Dr. Kelly is dead
Among all of them, one picture stood out. The gangly child in the photograph, another Asian boy, was no younger than 14 and no older than 16. Naked, the boy smiles awkwardly, looking away from the camera while Dr. Kelly, also buck naked, his gray hair neatly combed, eyes vacant and mouth open, stands behind the kid and gazes directly into the lens. If Dr. Kelly’s jaw had slid preternaturally open, like a snake’s, so he could swallow the boy whole ten seconds after the picture was taken, I wouldn’t have been surprised.
Later, we found a picture of an older, gray-haired Dr. Kelly on a hotel-room bed, wearing only black briefs and the same Mr. Magoo-style glasses that he had sported during his Mackworth Island days. He’s holding a glass of beer. On the nightstand next to him, beside some Centrum Silver vitamins, sits the lube. The local sheriff’s office looked into the photos, but with no victim pressing charges, they weren’t interested.
Subsequent inquiries led us to believe that Dr. Kelly was with relatives, north of Port Saint Lucie, in Edgewater, Florida, and we found the house easily. Their screen door was open, and people inside came forward when they saw us approach. I felt like I was about to meet Beelzebub, but it was only Dr. Kelly’s niece and nephew. (They refused to give their names.) Before I could fully explain who we were, the nephew gave me the once-over twice and said, “Are you from that school he taught at up there?”
“No, sir, I’m from a newspaper,” I replied.
“Well, he ain’t here. He’s in Massachusetts, and he’s sick. Probably won’t last too long. I don’t suppose you’ll go to Massachusetts, will you?”
“Sir, if I came to Florida all the way from Maine, I can make it to Massachusetts,” I told him.
“We need to protect him, you know,” his niece said.
“We just want to interview him,” I said.
“He’s up in Pittsfield, Massachusetts, staying with family,” the nephew said.
And that’s where Dr. Kelly died, last October, of “end stage dementia/Alzheimer’s Disease,” according to the death certificate.
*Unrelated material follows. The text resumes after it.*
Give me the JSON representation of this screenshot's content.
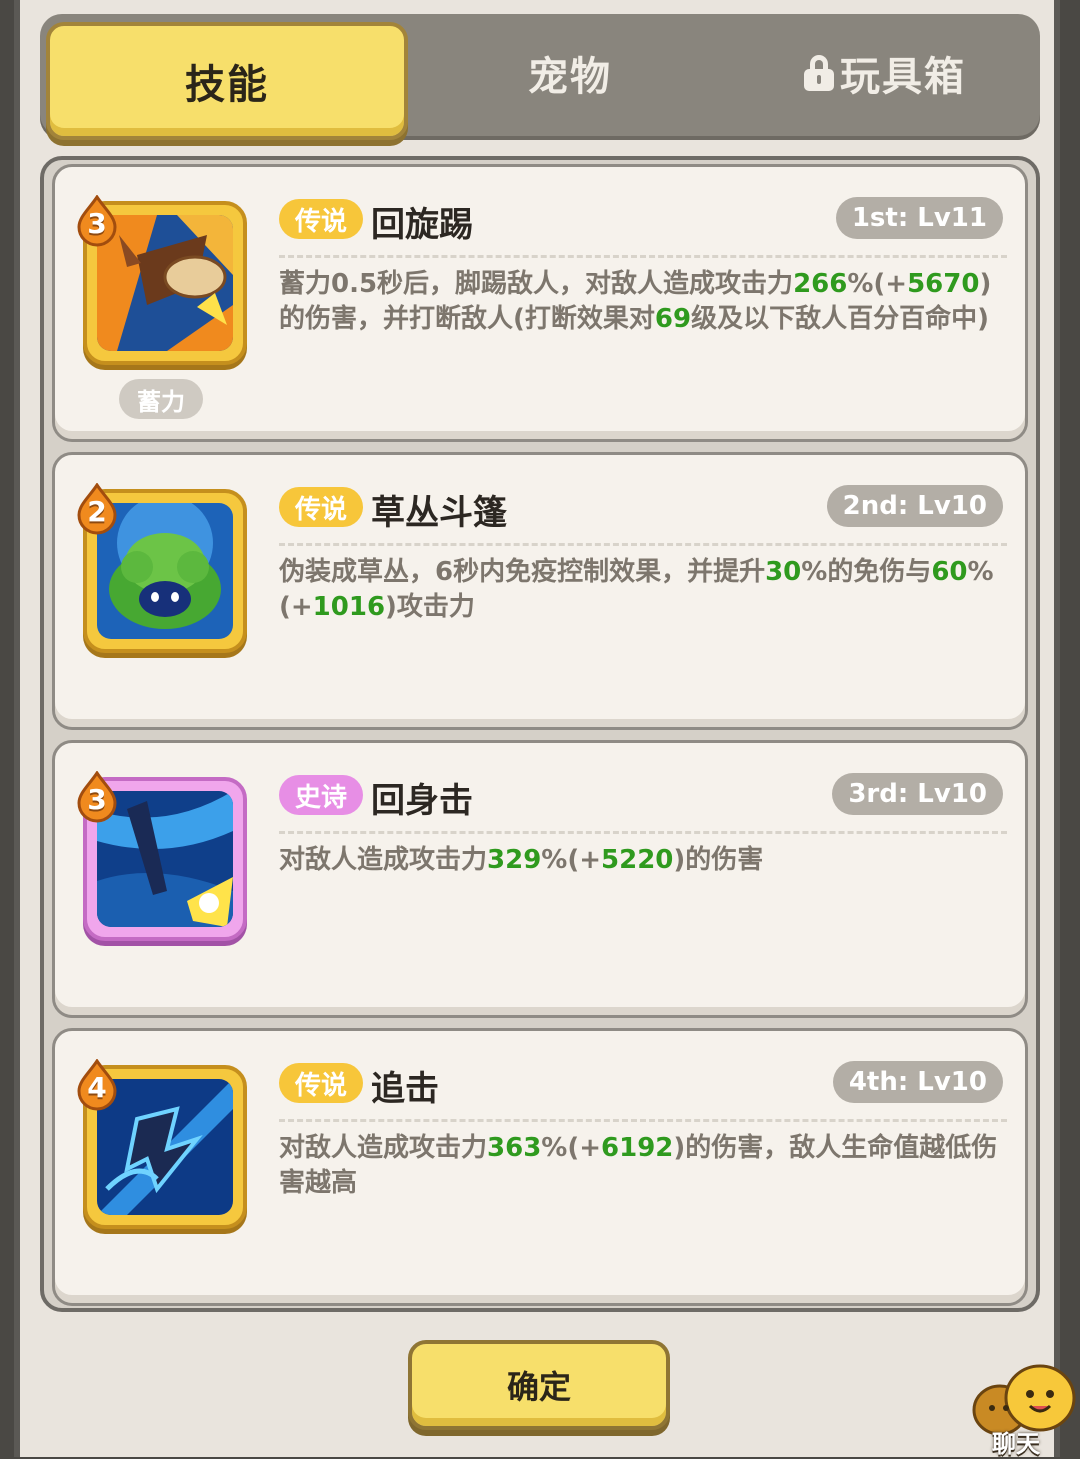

The photographer and I drove out to western Massachusetts once, but couldn’t find him. But recently, a routine records search popped up his death notice.
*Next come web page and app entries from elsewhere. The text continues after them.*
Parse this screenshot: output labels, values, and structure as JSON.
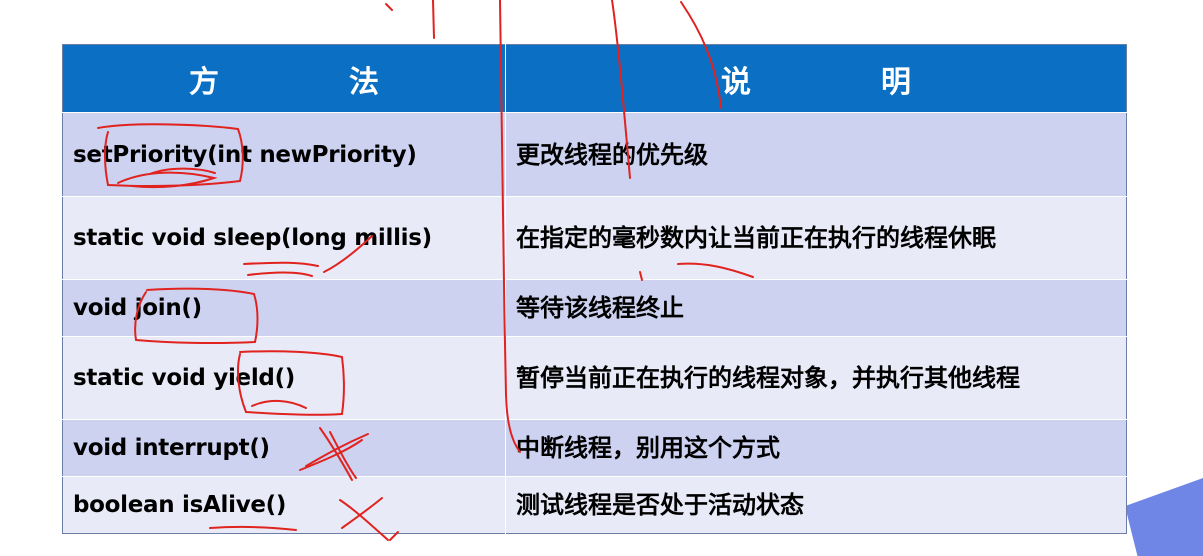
{
  "table": {
    "headers": [
      "方　法",
      "说　明"
    ],
    "rows": [
      {
        "method": "setPriority(int  newPriority)",
        "description": "更改线程的优先级"
      },
      {
        "method": "static void sleep(long millis)",
        "description": "在指定的毫秒数内让当前正在执行的线程休眠"
      },
      {
        "method": "void join()",
        "description": "等待该线程终止"
      },
      {
        "method": "static void yield()",
        "description": "暂停当前正在执行的线程对象，并执行其他线程"
      },
      {
        "method": "void interrupt()",
        "description": "中断线程，别用这个方式"
      },
      {
        "method": "boolean isAlive()",
        "description": "测试线程是否处于活动状态"
      }
    ]
  },
  "colors": {
    "header_bg": "#0b6fc4",
    "row_odd_bg": "#cdd2f0",
    "row_even_bg": "#e8eaf7",
    "annotation_ink": "#e0231f",
    "corner_accent": "#6f86e6"
  }
}
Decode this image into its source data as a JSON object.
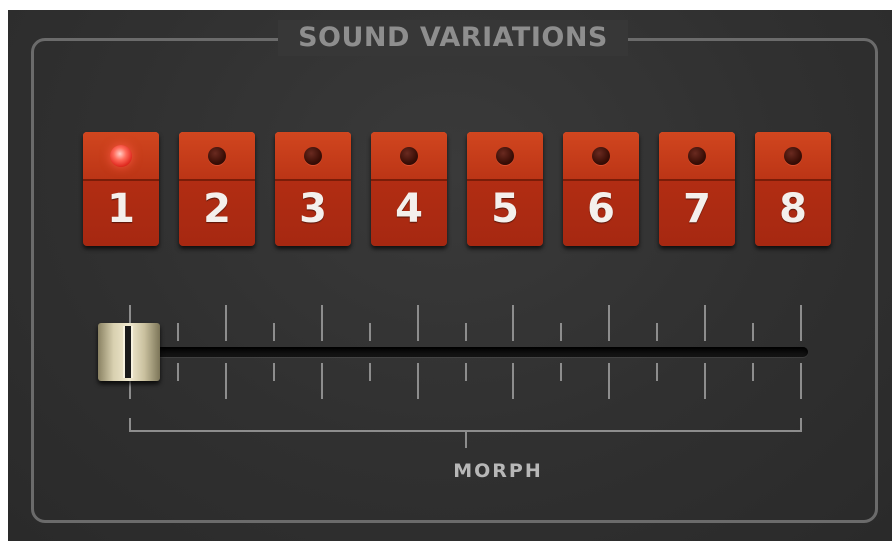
{
  "panel": {
    "title": "SOUND VARIATIONS"
  },
  "variations": {
    "buttons": [
      {
        "label": "1",
        "active": true
      },
      {
        "label": "2",
        "active": false
      },
      {
        "label": "3",
        "active": false
      },
      {
        "label": "4",
        "active": false
      },
      {
        "label": "5",
        "active": false
      },
      {
        "label": "6",
        "active": false
      },
      {
        "label": "7",
        "active": false
      },
      {
        "label": "8",
        "active": false
      }
    ]
  },
  "morph": {
    "label": "MORPH",
    "value": 0,
    "min": 0,
    "max": 1
  },
  "colors": {
    "button_red": "#b22d13",
    "led_on": "#ff5a48",
    "panel_bg": "#333333",
    "text_gray": "#8e8e8e"
  }
}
By the end, Dr. Kelly was so lost in dementia that, according to his sister-in-law, Josephine Kelly, “My husband would come back from visiting him and say, ‘Bob has no idea who I am.’”
Mrs. Kelly, whose late husband was Dr. Kelly’s brother, and whose home Dr. Kelly stayed in upon moving back to Pittsfield, his hometown, claimed that she never knew about his predilections. She was surprised and distraught. Dr. Kelly’s nephew and niece in Florida might have known, but his sister-in-law, tearing up as she spoke to me in her housecoat, was genuinely shocked. If she was putting me on, she deserves an Academy Award.
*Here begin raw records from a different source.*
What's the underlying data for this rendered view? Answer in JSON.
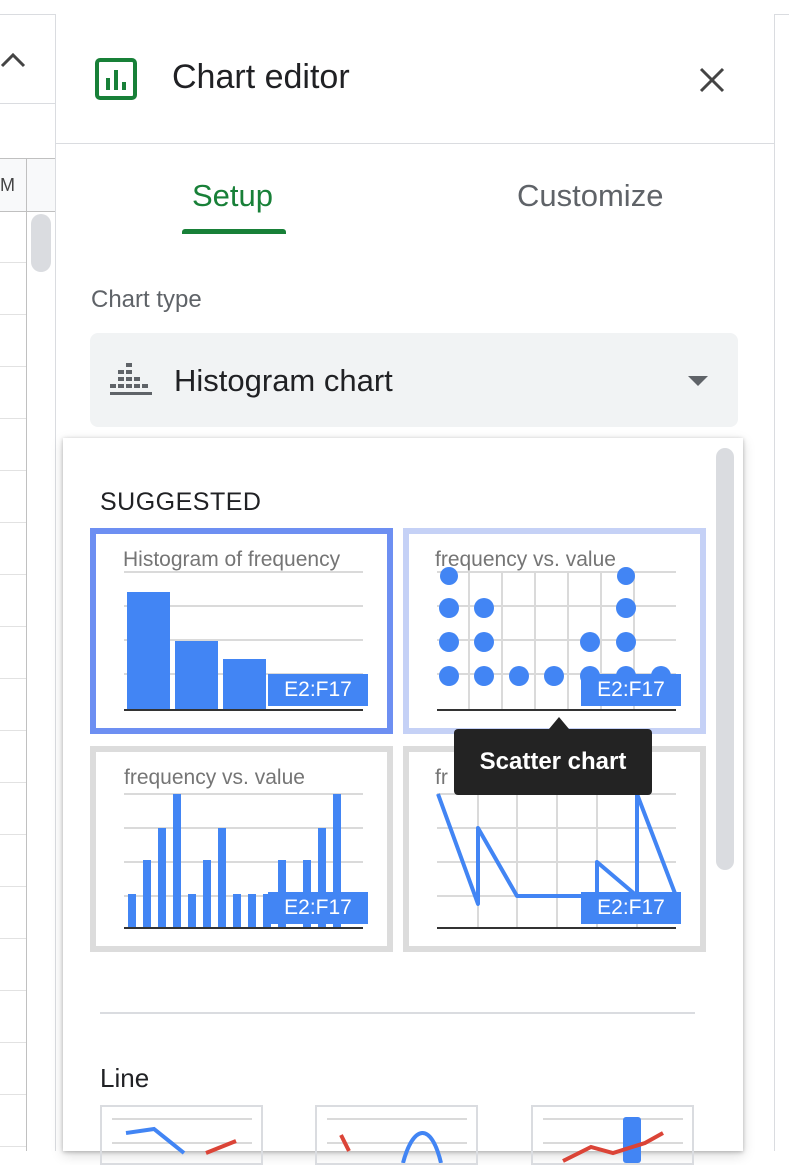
{
  "sheet": {
    "column_label": "M"
  },
  "panel": {
    "title": "Chart editor",
    "tabs": [
      {
        "label": "Setup"
      },
      {
        "label": "Customize"
      }
    ],
    "active_tab": "Setup",
    "chart_type_label": "Chart type",
    "chart_type_value": "Histogram chart"
  },
  "dropdown": {
    "section_suggested": "SUGGESTED",
    "suggestions": [
      {
        "caption": "Histogram of frequency",
        "range": "E2:F17",
        "kind": "histogram"
      },
      {
        "caption": "frequency vs. value",
        "range": "E2:F17",
        "kind": "scatter"
      },
      {
        "caption": "frequency vs. value",
        "range": "E2:F17",
        "kind": "column"
      },
      {
        "caption": "fr",
        "range": "E2:F17",
        "kind": "line"
      }
    ],
    "tooltip": "Scatter chart",
    "section_line": "Line"
  },
  "colors": {
    "accent_green": "#188038",
    "chart_blue": "#4285f4",
    "selected_border": "#6d8ff2",
    "hover_border": "#c5d1f6"
  },
  "icons": [
    "chevron-up-icon",
    "chart-editor-logo-icon",
    "close-icon",
    "histogram-icon",
    "dropdown-caret-icon"
  ]
}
“I have seven children and Bob was around them all the time, and there was never any problem,” Mrs. Kelly said, before adding, “At least, not that I knew of.”
“It killed us to put him in the nursing home, but he was getting worse and being nasty. Not to my husband, but to me,” she said. ”I’m so sorry. I’m so sorry for all those children.” I assured her that she had no need to apologize, but that the thought was nonetheless appreciated.